Wednesday, January 28, 2015

A Noble Paradise by James Crawford

click to purchase

“Would you be willing to destroy David to get the children back? An accusation can work wonders.” “At this point I’d be willing to do or say anything. But what if he fights it and they realize the accusations aren’t true? Couldn’t I get into trouble?” “That’s the beauty of it. No one’s going to come back and investigate whether you lied. The court dockets are too full for that. What’ve you got to lose?” So begins the chain of events that turns a single dad’s idyllic home into an agony of solitude. Shattered by the accusation, David must fight shame and dejection to win his children back as his life crumbles around him. Based in part on the author’s personal experiences, the novel reminds us that unselfish love between parent and child is a treasure worth fighting for. James Crawford is also the author of Mariner Valley, Seed of Aldebaran, and books in other genres. He lives in Charleston, SC and can be reached at “…never tedious or self-indulgent… may ring true for many readers.” – Kirkus Reviews “… a timeless story made fresh and new… ” – D. Donovan, eBook Reviewer, Midwest Book Review “… a very fine novel! Highly recommended.” – Grady Harp, Author WAR SONGS, Art Historian for PoetsArtists, Art of Man, Vitruvian Lens
  • Paperback: 386 pages
  • Publisher: CreateSpace Independent Publishing Platform (December 4, 2014)
  • Language: English
  • ISBN-10: 1503394964
  • ISBN-13: 978-1503394964

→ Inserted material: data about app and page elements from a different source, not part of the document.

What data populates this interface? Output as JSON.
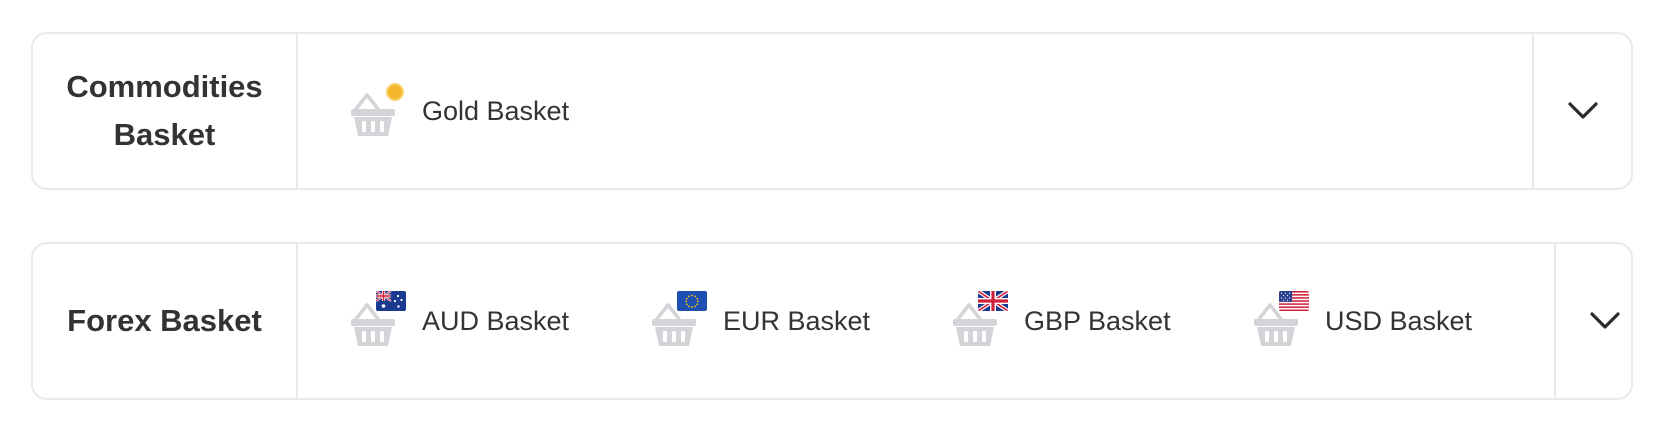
{
  "sections": [
    {
      "title": "Commodities Basket",
      "items": [
        {
          "label": "Gold Basket",
          "icon": "gold-coin"
        }
      ]
    },
    {
      "title": "Forex Basket",
      "items": [
        {
          "label": "AUD Basket",
          "icon": "australia-flag"
        },
        {
          "label": "EUR Basket",
          "icon": "eu-flag"
        },
        {
          "label": "GBP Basket",
          "icon": "uk-flag"
        },
        {
          "label": "USD Basket",
          "icon": "us-flag"
        }
      ]
    }
  ],
  "colors": {
    "border": "#e9e9ec",
    "text": "#333333",
    "basket": "#d3d3d8",
    "gold": "#f5b72b"
  }
}
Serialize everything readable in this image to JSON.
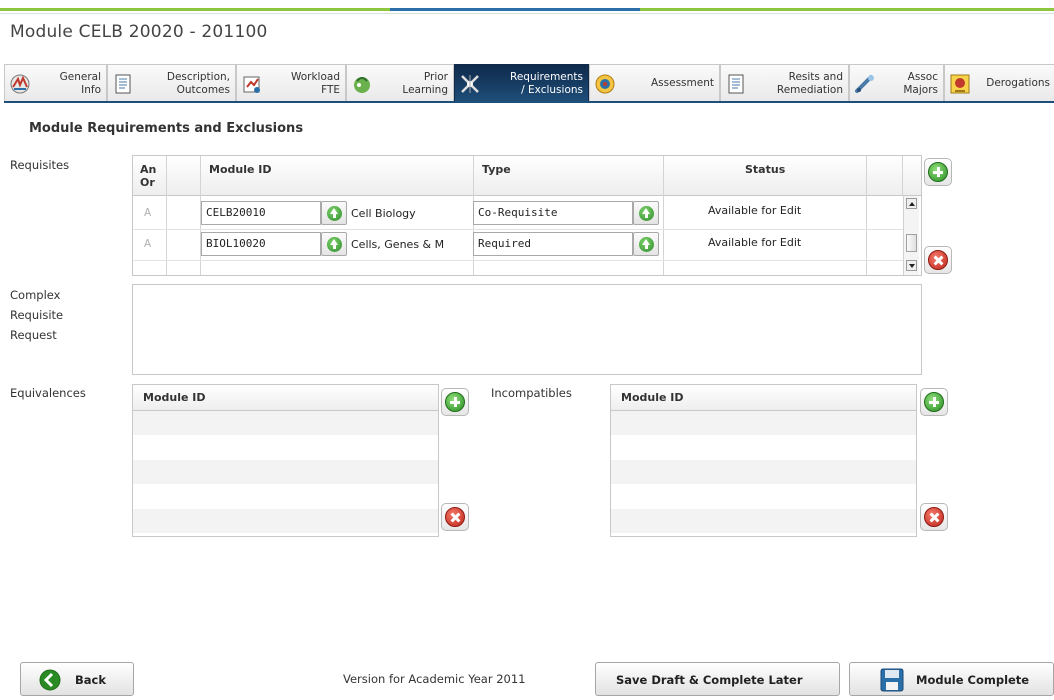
{
  "colors": {
    "accent_green": "#8dc63f",
    "accent_blue": "#1e4e7a",
    "active_tab": "#0f2a4a"
  },
  "window": {
    "title": "Module CELB 20020 - 201100"
  },
  "tabs": [
    {
      "label": "General\nInfo",
      "icon": "general-info-icon",
      "active": false
    },
    {
      "label": "Description,\nOutcomes",
      "icon": "document-icon",
      "active": false
    },
    {
      "label": "Workload\nFTE",
      "icon": "workload-icon",
      "active": false
    },
    {
      "label": "Prior\nLearning",
      "icon": "prior-learning-icon",
      "active": false
    },
    {
      "label": "Requirements\n/ Exclusions",
      "icon": "requirements-icon",
      "active": true
    },
    {
      "label": "Assessment",
      "icon": "assessment-icon",
      "active": false
    },
    {
      "label": "Resits and\nRemediation",
      "icon": "resits-icon",
      "active": false
    },
    {
      "label": "Assoc\nMajors",
      "icon": "assoc-majors-icon",
      "active": false
    },
    {
      "label": "Derogations",
      "icon": "derogations-icon",
      "active": false
    }
  ],
  "section_title": "Module Requirements and Exclusions",
  "requisites": {
    "label": "Requisites",
    "columns": {
      "andor": "An Or",
      "module_id": "Module ID",
      "type": "Type",
      "status": "Status"
    },
    "rows": [
      {
        "andor": "A",
        "module_id": "CELB20010",
        "module_name": "Cell Biology",
        "type": "Co-Requisite",
        "status": "Available for Edit"
      },
      {
        "andor": "A",
        "module_id": "BIOL10020",
        "module_name": "Cells, Genes & M",
        "type": "Required",
        "status": "Available for Edit"
      }
    ]
  },
  "complex_requisite": {
    "label": "Complex\nRequisite\nRequest",
    "value": ""
  },
  "equivalences": {
    "label": "Equivalences",
    "column": "Module ID"
  },
  "incompatibles": {
    "label": "Incompatibles",
    "column": "Module ID"
  },
  "footer": {
    "back_label": "Back",
    "version_text": "Version for Academic Year 2011",
    "save_draft_label": "Save Draft & Complete Later",
    "complete_label": "Module Complete"
  }
}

  • About the Author

    James Crawford started writing at the age of 11 after reading the novel 'Jaws.' He writes, "I was greatly impressed with its emotional power. I started my own book, but novel writing requires more discipline than I possessed at 11 years old!” He wrote sporadically over the next 15 years or so until he saw the movie ‘The Abyss’ in 1989. “Again I was impressed by the emotional strength of the film and it rekindled in me the desire to write.” This time he stuck with it and wrote 'The Kraken,' a modern '20,000 Leagues' story, completing the 1st draft in 1992. He pushed on with Seed of Aldebaran, a futuristic story of a killer virus loose on a remote space station. As the books were still not up to professional standards, he skipped the publishing route and completed his next novel 'Mariner Valley,' a story of a police manhunt on Mars, in 1996. "By that time I had become a single dad and the pressures of that important task pushed the writing to one side." By 2000 he was remarried and decided to try his luck with on-demand publishing, releasing 'Mariner Valley' in 2001. “During this period I took time out from novels to focus on family, home, and work concerns. I only had time to write poetry and short stories, but it was good discipline. I started writing sci-fi again in 2006. By that time the Amazon and Kindle phenomenon were in full swing and I wanted to take advantage of it.” One of his books in another genre became a great success, selling thousands online. He revised 'Mariner Valley' and released it in 2012. “A better novel by far,” he writes. James knew he could make a successful career out of writing his sci-fi adventure novels, but there was one novel he wanted to write while he still had his day job. “I wanted to write 'A Noble Paradise' while still living the life of an industrial mechanic in a paper mill, while the sights and sounds and frustrations were still fresh to me. As for recreating the setting and emotions of my single dad years, I turned to my daily journal, which I have been keeping faithfully since 1995. There I documented all of the events as they happened, as well as the thoughts and emotions I experienced. Fortunately, my writing ability has progressed to the point where it could successfully tackle such a sensitive and difficult topic.” 'A Noble Paradise' is scheduled for release in early December of 2014. “I’m grateful to Amazon and Kindle for the opportunity!” He can be reached at
    James Crawford. A great parent. Fight for the family. Perfect book. A larger paperback, but well worth the read!


    No comments:

    Post a Comment